The Cook County Illinois state’s attorney’s office is making a major change in the way they approach minor marijuana cases. In an announcement Monday, April 20, 2015, office spokeswoman Sally Daly stated “if someone is caught with a misdemeanor amount of marijuana, the state’s attorney’s office will no longer prosecute that case.”
The change is part of an effort to refocus efforts away from criminal prosecutions and more on treatment for nonviolent repeat drug offenders, who may now be referred to social service agencies for treatment rather than being thrown into the criminal justice system.
The Chicago police spokesman Martin Maloney is quoted as saying about the change:
“The state’s attorney’s action is a welcome step . . . to reduce sentences for some offenses while focusing on the most dangerous gun crimes,”
Chicago has seen shootings rise by 40 percent during the first quarter of 2015 with 18 more murders, compared to same period last year.
Cook County Sheriff Tom Dart’s office also liked the state’s attorney’s announcement agreeing that a new way was needed in dealing with nonviolent drug offenses.
In just 2014 Cook County had more than 15,000 misdemeanor cases for small amounts of marijuana. The new approach is expected to greatly reduce criminal prosecutions, and since marijuana prosecutions are disproportionately against minorities, it is expected to bring some racial justice to marijuana.
One thing unusual is the fact that the change will only affect cases going forward. Pending cases would not receive same treatment which seems not only unfair, but defies common sense if the purpose of the change was to truly help such people rather than treating them as criminals. It will be interesting to see the outcome of any pending cases for marijuana possession.
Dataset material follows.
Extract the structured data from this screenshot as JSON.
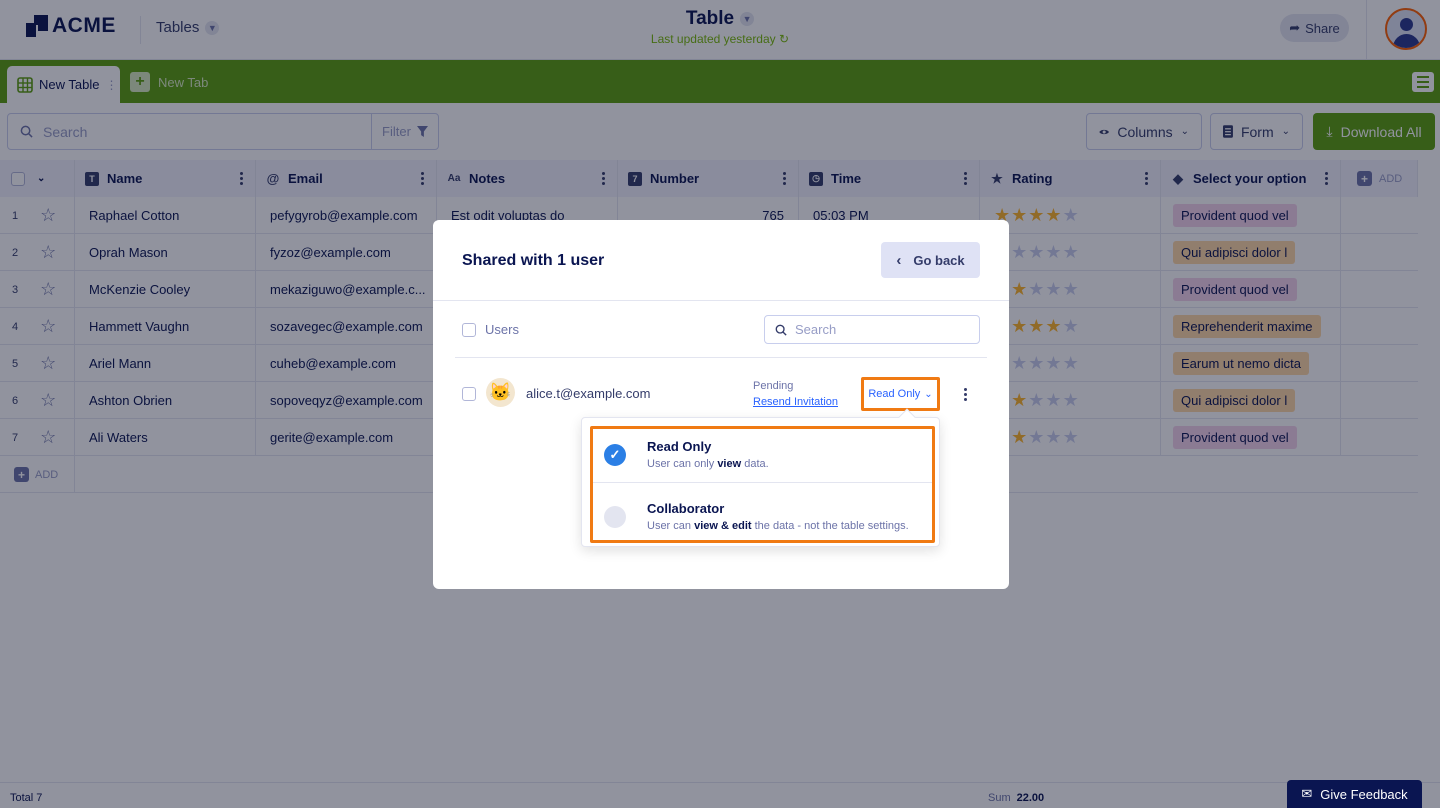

This is a significant step in how states deal with small amounts marijuana possession. Cook County, with Chicago as the county seat, has over 5 million residents. Any moves by the state’s attorney’s office are bound to be notice by other prosecutors around the country. Let’s hope this is the start of a trend for actual prosecutors to start questioning the criminality of marijuana possession.